### TO DO
Copy out the full listing exactly, omitting any picture it contains.
BEGIN INFORMATION PROVIDED
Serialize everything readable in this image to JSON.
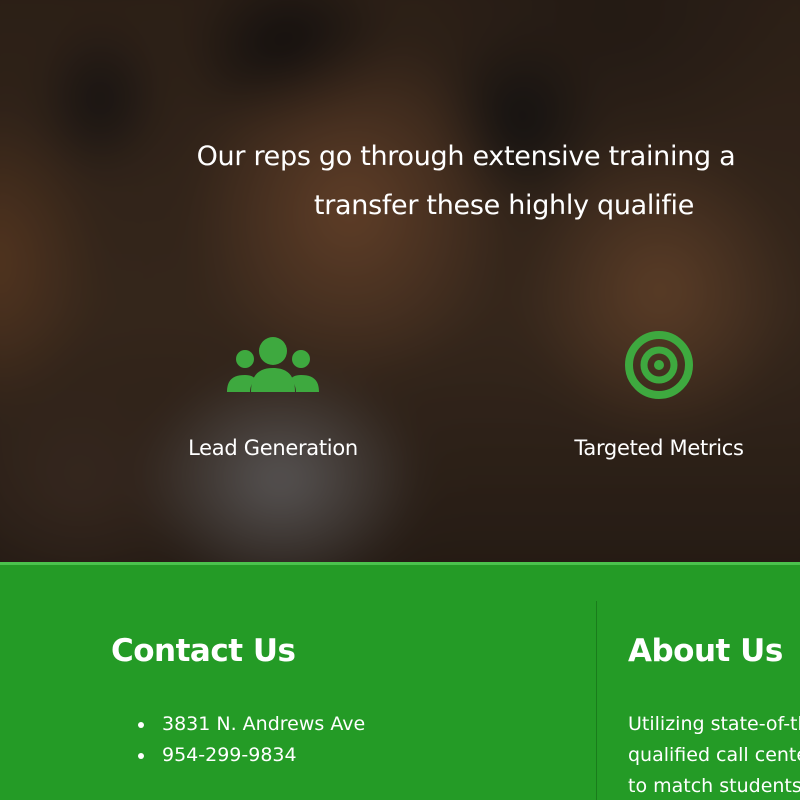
{
  "hero": {
    "tagline_line1": "Our reps go through extensive training a",
    "tagline_line2": "transfer these highly qualifie"
  },
  "features": [
    {
      "label": "Lead Generation",
      "icon": "users-group-icon"
    },
    {
      "label": "Targeted Metrics",
      "icon": "target-icon"
    }
  ],
  "contact": {
    "title": "Contact Us",
    "items": [
      "3831 N. Andrews Ave",
      "954-299-9834"
    ]
  },
  "about": {
    "title": "About Us",
    "lines": [
      "Utilizing state-of-th",
      "qualified call center",
      "to match students w"
    ]
  },
  "colors": {
    "brand_green": "#249b26",
    "icon_green": "#3ea93f",
    "footer_accent": "#4bc24d",
    "text": "#ffffff"
  }
}
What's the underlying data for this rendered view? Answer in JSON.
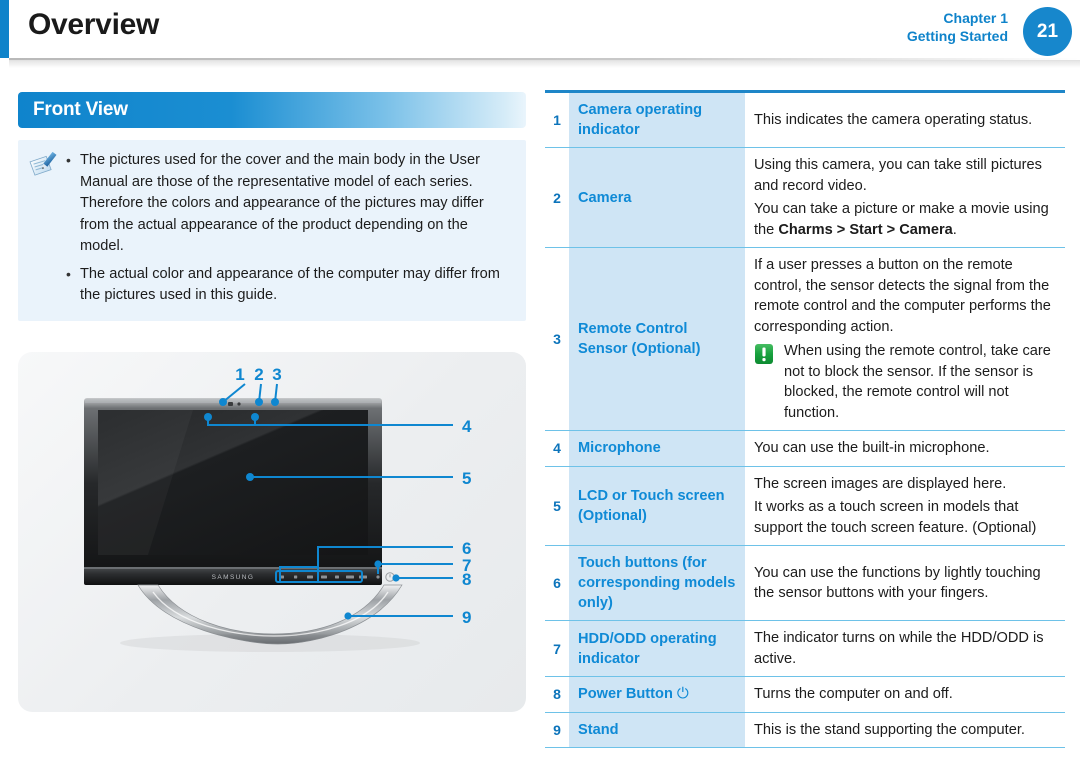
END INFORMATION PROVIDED
### ANSWER TO THIS EXERCISE
Serialize everything readable in this image to JSON.
{
  "hero": {
    "tagline_line1": "Our reps go through extensive training a",
    "tagline_line2": "transfer these highly qualifie"
  },
  "features": [
    {
      "label": "Lead Generation",
      "icon": "users-group-icon"
    },
    {
      "label": "Targeted Metrics",
      "icon": "target-icon"
    }
  ],
  "contact": {
    "title": "Contact Us",
    "items": [
      "3831 N. Andrews Ave",
      "954-299-9834"
    ]
  },
  "about": {
    "title": "About Us",
    "lines": [
      "Utilizing state-of-th",
      "qualified call center",
      "to match students w"
    ]
  },
  "colors": {
    "brand_green": "#249b26",
    "icon_green": "#3ea93f",
    "footer_accent": "#4bc24d",
    "text": "#ffffff"
  }
}
What's the underlying data for this rendered view? Answer in JSON.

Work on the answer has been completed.